● EXERCISE INSTRUCTIONS: Output all the data below verbatim.

● DATA SUPPLIED:
================================

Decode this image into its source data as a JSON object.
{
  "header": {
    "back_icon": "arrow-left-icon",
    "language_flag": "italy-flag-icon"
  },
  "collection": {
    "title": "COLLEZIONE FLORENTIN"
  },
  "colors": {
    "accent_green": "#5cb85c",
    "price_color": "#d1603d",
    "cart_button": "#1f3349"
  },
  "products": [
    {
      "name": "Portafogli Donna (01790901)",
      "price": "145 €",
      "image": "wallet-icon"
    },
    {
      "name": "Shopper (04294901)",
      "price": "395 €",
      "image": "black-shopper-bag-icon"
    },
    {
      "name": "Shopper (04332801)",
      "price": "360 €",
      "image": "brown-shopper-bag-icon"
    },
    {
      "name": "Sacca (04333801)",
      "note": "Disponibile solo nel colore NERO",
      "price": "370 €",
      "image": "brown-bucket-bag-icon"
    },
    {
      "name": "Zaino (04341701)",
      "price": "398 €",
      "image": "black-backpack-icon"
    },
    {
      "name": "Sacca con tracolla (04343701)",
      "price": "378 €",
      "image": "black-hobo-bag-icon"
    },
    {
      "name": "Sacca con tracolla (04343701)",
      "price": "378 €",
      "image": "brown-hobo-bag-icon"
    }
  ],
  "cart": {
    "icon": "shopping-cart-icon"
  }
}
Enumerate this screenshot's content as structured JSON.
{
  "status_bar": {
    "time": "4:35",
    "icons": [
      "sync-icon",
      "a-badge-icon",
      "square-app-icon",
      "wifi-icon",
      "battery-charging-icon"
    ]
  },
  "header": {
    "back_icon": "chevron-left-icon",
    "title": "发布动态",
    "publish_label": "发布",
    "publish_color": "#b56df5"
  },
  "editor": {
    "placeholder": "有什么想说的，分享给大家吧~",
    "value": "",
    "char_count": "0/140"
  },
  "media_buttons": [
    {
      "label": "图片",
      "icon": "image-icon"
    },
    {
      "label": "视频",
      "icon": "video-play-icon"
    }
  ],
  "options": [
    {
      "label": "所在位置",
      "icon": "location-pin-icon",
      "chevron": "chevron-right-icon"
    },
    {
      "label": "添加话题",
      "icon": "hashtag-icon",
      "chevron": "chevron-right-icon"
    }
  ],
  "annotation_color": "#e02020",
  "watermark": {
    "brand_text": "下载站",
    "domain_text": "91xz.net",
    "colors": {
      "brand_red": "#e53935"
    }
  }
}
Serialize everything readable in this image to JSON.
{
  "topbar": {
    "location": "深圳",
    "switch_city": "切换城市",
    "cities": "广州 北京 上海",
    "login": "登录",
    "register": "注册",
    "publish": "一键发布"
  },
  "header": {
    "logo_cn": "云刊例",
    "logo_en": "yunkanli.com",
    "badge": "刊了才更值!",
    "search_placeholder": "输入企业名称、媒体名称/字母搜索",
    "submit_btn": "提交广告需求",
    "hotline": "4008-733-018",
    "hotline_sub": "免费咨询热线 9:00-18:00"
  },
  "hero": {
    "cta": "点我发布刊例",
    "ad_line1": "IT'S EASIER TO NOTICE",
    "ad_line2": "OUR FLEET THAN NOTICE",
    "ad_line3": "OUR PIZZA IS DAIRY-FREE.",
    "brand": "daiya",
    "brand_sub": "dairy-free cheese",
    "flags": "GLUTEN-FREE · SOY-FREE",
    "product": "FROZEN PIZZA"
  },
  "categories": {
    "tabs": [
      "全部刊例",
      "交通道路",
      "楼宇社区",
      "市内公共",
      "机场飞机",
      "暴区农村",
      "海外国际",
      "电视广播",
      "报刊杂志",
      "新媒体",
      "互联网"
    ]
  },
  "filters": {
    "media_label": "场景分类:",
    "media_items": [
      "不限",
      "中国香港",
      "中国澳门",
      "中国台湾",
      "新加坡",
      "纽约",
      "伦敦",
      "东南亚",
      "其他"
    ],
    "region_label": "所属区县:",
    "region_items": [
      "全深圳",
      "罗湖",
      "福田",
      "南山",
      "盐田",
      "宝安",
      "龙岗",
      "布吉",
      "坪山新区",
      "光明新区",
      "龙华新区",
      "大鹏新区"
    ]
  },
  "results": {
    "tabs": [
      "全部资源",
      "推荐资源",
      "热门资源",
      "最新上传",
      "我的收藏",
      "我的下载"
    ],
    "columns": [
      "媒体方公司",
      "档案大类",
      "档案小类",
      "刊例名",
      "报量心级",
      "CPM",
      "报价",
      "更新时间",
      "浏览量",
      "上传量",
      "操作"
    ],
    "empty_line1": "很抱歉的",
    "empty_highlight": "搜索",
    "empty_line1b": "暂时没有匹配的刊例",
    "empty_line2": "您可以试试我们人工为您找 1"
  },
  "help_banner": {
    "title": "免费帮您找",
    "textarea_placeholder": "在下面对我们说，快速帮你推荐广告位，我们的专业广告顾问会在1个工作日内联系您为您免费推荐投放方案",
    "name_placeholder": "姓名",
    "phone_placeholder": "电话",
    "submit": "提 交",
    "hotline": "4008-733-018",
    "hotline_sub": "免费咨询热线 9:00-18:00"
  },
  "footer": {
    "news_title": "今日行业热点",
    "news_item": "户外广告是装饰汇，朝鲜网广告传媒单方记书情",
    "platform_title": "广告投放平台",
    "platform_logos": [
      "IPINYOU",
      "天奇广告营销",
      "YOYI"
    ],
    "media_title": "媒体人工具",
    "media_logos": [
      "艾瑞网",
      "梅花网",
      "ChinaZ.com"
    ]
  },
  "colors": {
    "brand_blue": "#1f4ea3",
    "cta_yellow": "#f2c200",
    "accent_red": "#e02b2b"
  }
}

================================

● TASK OUTPUT:
Decode this image into its source data as a JSON object.
{
  "header": {
    "back_icon": "arrow-left-icon",
    "language_flag": "italy-flag-icon"
  },
  "collection": {
    "title": "COLLEZIONE FLORENTIN"
  },
  "colors": {
    "accent_green": "#5cb85c",
    "price_color": "#d1603d",
    "cart_button": "#1f3349"
  },
  "products": [
    {
      "name": "Portafogli Donna (01790901)",
      "price": "145 €",
      "image": "wallet-icon"
    },
    {
      "name": "Shopper (04294901)",
      "price": "395 €",
      "image": "black-shopper-bag-icon"
    },
    {
      "name": "Shopper (04332801)",
      "price": "360 €",
      "image": "brown-shopper-bag-icon"
    },
    {
      "name": "Sacca (04333801)",
      "note": "Disponibile solo nel colore NERO",
      "price": "370 €",
      "image": "brown-bucket-bag-icon"
    },
    {
      "name": "Zaino (04341701)",
      "price": "398 €",
      "image": "black-backpack-icon"
    },
    {
      "name": "Sacca con tracolla (04343701)",
      "price": "378 €",
      "image": "black-hobo-bag-icon"
    },
    {
      "name": "Sacca con tracolla (04343701)",
      "price": "378 €",
      "image": "brown-hobo-bag-icon"
    }
  ],
  "cart": {
    "icon": "shopping-cart-icon"
  }
}
Enumerate this screenshot's content as structured JSON.
{
  "status_bar": {
    "time": "4:35",
    "icons": [
      "sync-icon",
      "a-badge-icon",
      "square-app-icon",
      "wifi-icon",
      "battery-charging-icon"
    ]
  },
  "header": {
    "back_icon": "chevron-left-icon",
    "title": "发布动态",
    "publish_label": "发布",
    "publish_color": "#b56df5"
  },
  "editor": {
    "placeholder": "有什么想说的，分享给大家吧~",
    "value": "",
    "char_count": "0/140"
  },
  "media_buttons": [
    {
      "label": "图片",
      "icon": "image-icon"
    },
    {
      "label": "视频",
      "icon": "video-play-icon"
    }
  ],
  "options": [
    {
      "label": "所在位置",
      "icon": "location-pin-icon",
      "chevron": "chevron-right-icon"
    },
    {
      "label": "添加话题",
      "icon": "hashtag-icon",
      "chevron": "chevron-right-icon"
    }
  ],
  "annotation_color": "#e02020",
  "watermark": {
    "brand_text": "下载站",
    "domain_text": "91xz.net",
    "colors": {
      "brand_red": "#e53935"
    }
  }
}
Serialize everything readable in this image to JSON.
{
  "topbar": {
    "location": "深圳",
    "switch_city": "切换城市",
    "cities": "广州 北京 上海",
    "login": "登录",
    "register": "注册",
    "publish": "一键发布"
  },
  "header": {
    "logo_cn": "云刊例",
    "logo_en": "yunkanli.com",
    "badge": "刊了才更值!",
    "search_placeholder": "输入企业名称、媒体名称/字母搜索",
    "submit_btn": "提交广告需求",
    "hotline": "4008-733-018",
    "hotline_sub": "免费咨询热线 9:00-18:00"
  },
  "hero": {
    "cta": "点我发布刊例",
    "ad_line1": "IT'S EASIER TO NOTICE",
    "ad_line2": "OUR FLEET THAN NOTICE",
    "ad_line3": "OUR PIZZA IS DAIRY-FREE.",
    "brand": "daiya",
    "brand_sub": "dairy-free cheese",
    "flags": "GLUTEN-FREE · SOY-FREE",
    "product": "FROZEN PIZZA"
  },
  "categories": {
    "tabs": [
      "全部刊例",
      "交通道路",
      "楼宇社区",
      "市内公共",
      "机场飞机",
      "暴区农村",
      "海外国际",
      "电视广播",
      "报刊杂志",
      "新媒体",
      "互联网"
    ]
  },
  "filters": {
    "media_label": "场景分类:",
    "media_items": [
      "不限",
      "中国香港",
      "中国澳门",
      "中国台湾",
      "新加坡",
      "纽约",
      "伦敦",
      "东南亚",
      "其他"
    ],
    "region_label": "所属区县:",
    "region_items": [
      "全深圳",
      "罗湖",
      "福田",
      "南山",
      "盐田",
      "宝安",
      "龙岗",
      "布吉",
      "坪山新区",
      "光明新区",
      "龙华新区",
      "大鹏新区"
    ]
  },
  "results": {
    "tabs": [
      "全部资源",
      "推荐资源",
      "热门资源",
      "最新上传",
      "我的收藏",
      "我的下载"
    ],
    "columns": [
      "媒体方公司",
      "档案大类",
      "档案小类",
      "刊例名",
      "报量心级",
      "CPM",
      "报价",
      "更新时间",
      "浏览量",
      "上传量",
      "操作"
    ],
    "empty_line1": "很抱歉的",
    "empty_highlight": "搜索",
    "empty_line1b": "暂时没有匹配的刊例",
    "empty_line2": "您可以试试我们人工为您找 1"
  },
  "help_banner": {
    "title": "免费帮您找",
    "textarea_placeholder": "在下面对我们说，快速帮你推荐广告位，我们的专业广告顾问会在1个工作日内联系您为您免费推荐投放方案",
    "name_placeholder": "姓名",
    "phone_placeholder": "电话",
    "submit": "提 交",
    "hotline": "4008-733-018",
    "hotline_sub": "免费咨询热线 9:00-18:00"
  },
  "footer": {
    "news_title": "今日行业热点",
    "news_item": "户外广告是装饰汇，朝鲜网广告传媒单方记书情",
    "platform_title": "广告投放平台",
    "platform_logos": [
      "IPINYOU",
      "天奇广告营销",
      "YOYI"
    ],
    "media_title": "媒体人工具",
    "media_logos": [
      "艾瑞网",
      "梅花网",
      "ChinaZ.com"
    ]
  },
  "colors": {
    "brand_blue": "#1f4ea3",
    "cta_yellow": "#f2c200",
    "accent_red": "#e02b2b"
  }
}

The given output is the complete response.